Questions of anti-religious propaganda were the subject of a special discussion and at the XII Congress of the RCP (b) in April 1923. The resolution "On the formulation of anti-religious agitation and propaganda" envisaged an increase in the publication of popular science books and brochures, the expansion of oral propaganda, the introduction of anti-religious education in the school system. By this time, the main forms of anti-religious work had already taken shape. Since 1919, the magazine Revolution and the Church has been published. * In 1922, the publication of the popular newspaper The Atheist began. In 1925, the Union of Atheists was created, which in 1929 would become the Union of Militant Atheists. the same years, the Society of Militant Materialists, the Petrograd Scientific Society of Marxists, and other organizations reversed their activities.The newspapers of that time published entire collections of proverbs and conversations revealing the "true" attitude of the people to the servants of the Church: "Priests that bugs" , "Pooh and damn one wool", "Envious that pop vskie eyes "," Popovski not fill the belly "and so on. d.

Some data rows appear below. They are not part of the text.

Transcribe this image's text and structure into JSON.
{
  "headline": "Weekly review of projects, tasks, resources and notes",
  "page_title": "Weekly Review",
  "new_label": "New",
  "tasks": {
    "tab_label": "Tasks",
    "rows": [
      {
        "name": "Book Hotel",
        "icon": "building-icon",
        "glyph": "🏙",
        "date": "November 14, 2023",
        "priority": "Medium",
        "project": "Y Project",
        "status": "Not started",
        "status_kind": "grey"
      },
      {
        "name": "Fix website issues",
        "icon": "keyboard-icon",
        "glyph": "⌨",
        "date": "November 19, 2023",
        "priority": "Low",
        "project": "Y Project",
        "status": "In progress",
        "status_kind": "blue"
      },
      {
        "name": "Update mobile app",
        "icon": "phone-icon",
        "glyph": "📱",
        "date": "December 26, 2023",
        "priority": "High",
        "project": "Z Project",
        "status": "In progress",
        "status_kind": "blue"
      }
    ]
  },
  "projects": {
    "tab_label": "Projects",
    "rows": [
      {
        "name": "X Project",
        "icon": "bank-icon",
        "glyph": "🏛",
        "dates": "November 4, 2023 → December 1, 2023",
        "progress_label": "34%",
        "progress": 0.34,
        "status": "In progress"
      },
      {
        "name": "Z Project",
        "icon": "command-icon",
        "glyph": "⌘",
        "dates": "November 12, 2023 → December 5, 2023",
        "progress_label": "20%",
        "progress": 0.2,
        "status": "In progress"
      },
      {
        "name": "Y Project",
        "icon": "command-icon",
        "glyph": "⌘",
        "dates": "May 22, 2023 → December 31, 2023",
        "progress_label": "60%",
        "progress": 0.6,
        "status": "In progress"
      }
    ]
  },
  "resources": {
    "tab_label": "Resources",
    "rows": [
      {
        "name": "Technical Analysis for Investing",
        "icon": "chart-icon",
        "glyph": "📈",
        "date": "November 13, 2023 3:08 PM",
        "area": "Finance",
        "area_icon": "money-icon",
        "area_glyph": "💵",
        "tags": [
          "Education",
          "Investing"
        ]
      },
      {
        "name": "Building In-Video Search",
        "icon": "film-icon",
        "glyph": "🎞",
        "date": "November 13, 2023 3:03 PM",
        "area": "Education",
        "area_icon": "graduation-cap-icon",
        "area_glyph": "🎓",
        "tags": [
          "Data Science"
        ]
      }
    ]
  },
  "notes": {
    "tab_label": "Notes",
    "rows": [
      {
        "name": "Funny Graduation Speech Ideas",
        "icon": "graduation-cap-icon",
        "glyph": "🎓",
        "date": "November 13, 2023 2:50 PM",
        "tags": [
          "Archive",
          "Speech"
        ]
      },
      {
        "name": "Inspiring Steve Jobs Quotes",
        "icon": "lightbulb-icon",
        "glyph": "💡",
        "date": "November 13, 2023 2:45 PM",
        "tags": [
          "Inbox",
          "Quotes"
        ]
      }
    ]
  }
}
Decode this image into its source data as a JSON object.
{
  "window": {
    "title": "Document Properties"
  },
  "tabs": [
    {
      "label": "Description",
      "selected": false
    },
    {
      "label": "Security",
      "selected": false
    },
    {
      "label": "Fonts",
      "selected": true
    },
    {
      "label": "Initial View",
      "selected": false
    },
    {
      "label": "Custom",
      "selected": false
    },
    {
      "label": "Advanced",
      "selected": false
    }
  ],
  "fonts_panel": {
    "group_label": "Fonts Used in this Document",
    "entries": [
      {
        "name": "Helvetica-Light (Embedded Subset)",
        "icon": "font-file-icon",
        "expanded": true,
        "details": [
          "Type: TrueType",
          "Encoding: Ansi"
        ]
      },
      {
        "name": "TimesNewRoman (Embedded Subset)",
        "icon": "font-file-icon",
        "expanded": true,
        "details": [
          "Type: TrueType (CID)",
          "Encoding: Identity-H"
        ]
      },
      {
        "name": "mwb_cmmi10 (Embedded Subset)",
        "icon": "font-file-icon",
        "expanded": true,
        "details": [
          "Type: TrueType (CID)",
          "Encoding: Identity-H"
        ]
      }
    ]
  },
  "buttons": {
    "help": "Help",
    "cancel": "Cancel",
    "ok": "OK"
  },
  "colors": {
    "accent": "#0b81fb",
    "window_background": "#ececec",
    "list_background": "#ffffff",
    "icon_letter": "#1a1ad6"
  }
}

Patriarch Tikhon refused to leave Russia in the face of unfolding persecutions of the Church, despite the offers of people close to him. From December 1918, he was under the home arrest of his compound, in the lower floor of which there were 3 Red Army men. On June 16, 1923, Ti-hon was released from custody. A statement appeared in the press, in which he repented of "anti-Soviet actions." In his message of July 1, the patriarch noted: "Conscious of his guilt before the Soviet government, expressed in a number of our passive or active anti-Soviet actions, that is, in resisting the Decree on the seizure of church property in favor of the starving, anathematized Soviet power, opposition to the Brest peace, we repent and mourn the sacrifices made in a number of these anti-Soviet activities ... The church is apolitical and does not want to be either a white or a red church. "
At the end of 1924, Tikhon’s health deteriorated sharply. On April 7, 1925, after the dental surgery took place not long before this, the patriarch died (he was canonized by the Russian saints in 1989). In his testament, Tikhon called on everyone "not to hope for the return of the monarchical system and to make sure that Soviet power is indeed people's workers 'and peasants' power, and therefore durable and unshakable."
History of the Soviet Union and Russia in the 20th Century